I am a breastfeeding advocate, someone who has reaped the benefits of co-sleeping. I advocate (and am experimenting and constantly struggling with) gentle discipline. We homeschool. We delay vaccinations. We used cloth diapers. I was able to breastfeed my youngest until she was 15 months old. We use herbal remedies and stay away from the doctor as much as possible.

You don't have to agree with me on co-sleeping. You don't have to agree with me on anything I just said. It wasn't me tooting my own horn. It was me telling you - this is the beauty of living in America. I can choose how I want to parent and raise my children.

Living in America is supposed to mean that I have the freedom to choose. You don't have to agree, but we can support each other's right to choose to follow our parenting instincts. It's been said that it takes a village to raise a child - how can a child be raised properly in a village where mothers are pitting themselves against other mothers in battles over how to raise these children? As mothers, we should be able to band together to provide love and support for each other through these sometimes trying times. We should support each other. Yet we can't seem to find it within ourselves to do even that.

I have my way of raising my children. You have yours. And I support your right as a parent to raise your children in the best manner you see fit, even if it's the complete opposite of mine.

I fear for the future, knowing that there are so many parents out there who will blindly listen to an outside party who knows nothing other than flat statistics with no depth behind them. Because far too many parents will read that article and agree without doing any research. For too long we have been trained by society to shut off our brains and roll along with the status quo. How much longer before we wake up?


  1. Hey there, stopping over from SITS!

    I have to agree with you 100%. Parents need to just focus on how their child is adapting & growing, & not on how other people are raising their kids! There is no right or wrong, every family is different!

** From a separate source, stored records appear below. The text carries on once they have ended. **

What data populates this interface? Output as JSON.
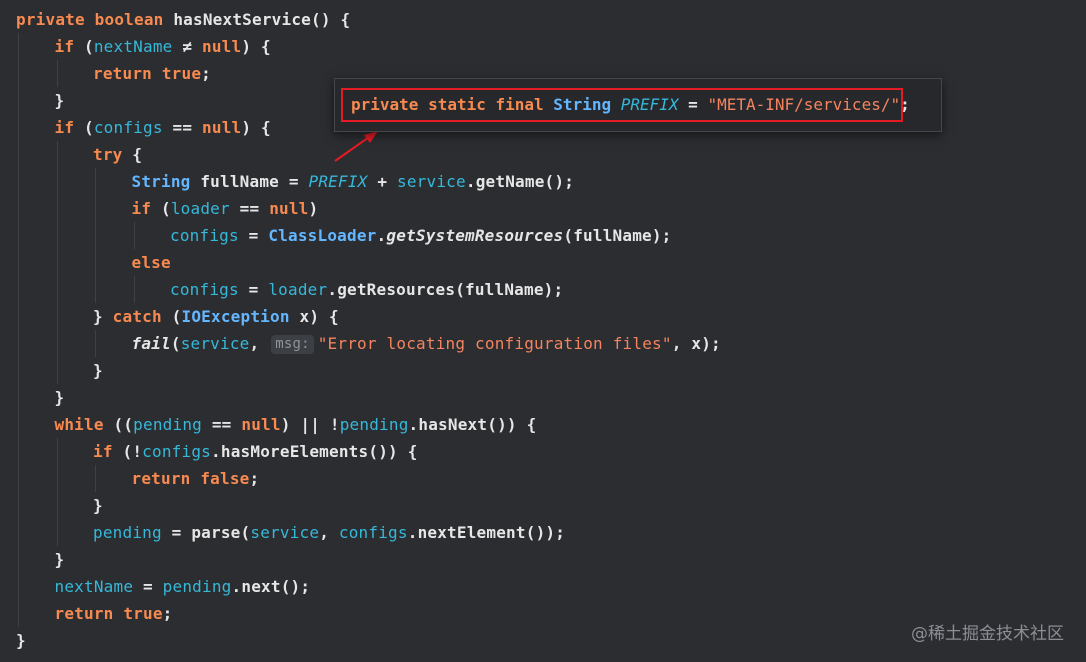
{
  "code": {
    "lines": [
      [
        [
          "kw",
          "private boolean "
        ],
        [
          "fn",
          "hasNextService"
        ],
        [
          "pln",
          "() {"
        ]
      ],
      [
        [
          "kw",
          "if "
        ],
        [
          "pln",
          "("
        ],
        [
          "fld",
          "nextName"
        ],
        [
          "pln",
          " ≠ "
        ],
        [
          "kw",
          "null"
        ],
        [
          "pln",
          ") {"
        ]
      ],
      [
        [
          "kw",
          "return true"
        ],
        [
          "pln",
          ";"
        ]
      ],
      [
        [
          "pln",
          "}"
        ]
      ],
      [
        [
          "kw",
          "if "
        ],
        [
          "pln",
          "("
        ],
        [
          "fld",
          "configs"
        ],
        [
          "pln",
          " == "
        ],
        [
          "kw",
          "null"
        ],
        [
          "pln",
          ") {"
        ]
      ],
      [
        [
          "kw",
          "try "
        ],
        [
          "pln",
          "{"
        ]
      ],
      [
        [
          "typ",
          "String "
        ],
        [
          "pln",
          "fullName = "
        ],
        [
          "con",
          "PREFIX"
        ],
        [
          "pln",
          " + "
        ],
        [
          "fld",
          "service"
        ],
        [
          "pln",
          "."
        ],
        [
          "fn",
          "getName"
        ],
        [
          "pln",
          "();"
        ]
      ],
      [
        [
          "kw",
          "if "
        ],
        [
          "pln",
          "("
        ],
        [
          "fld",
          "loader"
        ],
        [
          "pln",
          " == "
        ],
        [
          "kw",
          "null"
        ],
        [
          "pln",
          ")"
        ]
      ],
      [
        [
          "fld",
          "configs"
        ],
        [
          "pln",
          " = "
        ],
        [
          "typ",
          "ClassLoader"
        ],
        [
          "pln",
          "."
        ],
        [
          "mth",
          "getSystemResources"
        ],
        [
          "pln",
          "(fullName);"
        ]
      ],
      [
        [
          "kw",
          "else"
        ]
      ],
      [
        [
          "fld",
          "configs"
        ],
        [
          "pln",
          " = "
        ],
        [
          "fld",
          "loader"
        ],
        [
          "pln",
          "."
        ],
        [
          "fn",
          "getResources"
        ],
        [
          "pln",
          "(fullName);"
        ]
      ],
      [
        [
          "pln",
          "} "
        ],
        [
          "kw",
          "catch "
        ],
        [
          "pln",
          "("
        ],
        [
          "typ",
          "IOException"
        ],
        [
          "pln",
          " x) {"
        ]
      ],
      [
        [
          "mth",
          "fail"
        ],
        [
          "pln",
          "("
        ],
        [
          "fld",
          "service"
        ],
        [
          "pln",
          ", "
        ],
        [
          "hint",
          "msg:"
        ],
        [
          "str",
          "\"Error locating configuration files\""
        ],
        [
          "pln",
          ", x);"
        ]
      ],
      [
        [
          "pln",
          "}"
        ]
      ],
      [
        [
          "pln",
          "}"
        ]
      ],
      [
        [
          "kw",
          "while "
        ],
        [
          "pln",
          "(("
        ],
        [
          "fld",
          "pending"
        ],
        [
          "pln",
          " == "
        ],
        [
          "kw",
          "null"
        ],
        [
          "pln",
          ") || !"
        ],
        [
          "fld",
          "pending"
        ],
        [
          "pln",
          "."
        ],
        [
          "fn",
          "hasNext"
        ],
        [
          "pln",
          "()) {"
        ]
      ],
      [
        [
          "kw",
          "if "
        ],
        [
          "pln",
          "(!"
        ],
        [
          "fld",
          "configs"
        ],
        [
          "pln",
          "."
        ],
        [
          "fn",
          "hasMoreElements"
        ],
        [
          "pln",
          "()) {"
        ]
      ],
      [
        [
          "kw",
          "return false"
        ],
        [
          "pln",
          ";"
        ]
      ],
      [
        [
          "pln",
          "}"
        ]
      ],
      [
        [
          "fld",
          "pending"
        ],
        [
          "pln",
          " = "
        ],
        [
          "fn",
          "parse"
        ],
        [
          "pln",
          "("
        ],
        [
          "fld",
          "service"
        ],
        [
          "pln",
          ", "
        ],
        [
          "fld",
          "configs"
        ],
        [
          "pln",
          "."
        ],
        [
          "fn",
          "nextElement"
        ],
        [
          "pln",
          "());"
        ]
      ],
      [
        [
          "pln",
          "}"
        ]
      ],
      [
        [
          "fld",
          "nextName"
        ],
        [
          "pln",
          " = "
        ],
        [
          "fld",
          "pending"
        ],
        [
          "pln",
          "."
        ],
        [
          "fn",
          "next"
        ],
        [
          "pln",
          "();"
        ]
      ],
      [
        [
          "kw",
          "return true"
        ],
        [
          "pln",
          ";"
        ]
      ],
      [
        [
          "pln",
          "}"
        ]
      ]
    ]
  },
  "popup": {
    "tokens": [
      [
        "kw",
        "private static final "
      ],
      [
        "typ",
        "String "
      ],
      [
        "con",
        "PREFIX"
      ],
      [
        "pln",
        " = "
      ],
      [
        "str",
        "\"META-INF/services/\""
      ],
      [
        "pln",
        ";"
      ]
    ],
    "highlight_color": "#e51b23"
  },
  "watermark": "@稀土掘金技术社区"
}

    I also co-slept with my daughter, & still do sometimes. (she's almost 6) A little common sense and co-sleeping can be a WONDERFUL thing!

  2. Thank you so much for stopping by my blog! I really appreciated your comment.

    I JUST read something (I think it was in Newsweek) about overparenting and how it has become RIDICULOUS in America, to the point where parents are texting teachers when their kids get bad grades.

    It really is all about common sense.

  3. Lin, I have to agree with you completely. So much of parenting anymore is fear based and the average parent is insecure enough in his/her inate parenting abilities and intuition that they are happy to have someone who appears to be in authority tell them what to do. Step by step instructions aren't born along with the baby, not to make our job harder, but for one globally indisputable fact - every child, ever mom, every experience is different and therefore, a single set of do's and don't isn't applicable. I have 3 boys and I have co-slept and nursed and cloth diapered all of my children but each child needed a different approach to all of those parenting choices. I don't generally spank, only partially because I don't personally like it, but mostly because in my years as a mother I have learned that none of my children fit the same mould. Or ANY mould for that matter.
    Another thing I've learned is that being the best parent you can be is a mixture of making choices that make you a better happier person and making choices that are solely for the benefit of the child, regardless how you will be affected. It's a fine line to walk and we will make enough mistakes and have more than enough guilt and pain without adding the 'parenting through fear' method.
    I've faced a good deal of fear mongering from doctors and child-related professionals, ignorant people and misguided advice givers.
    Sorry for the rant, but I get a little impassioned about this subject.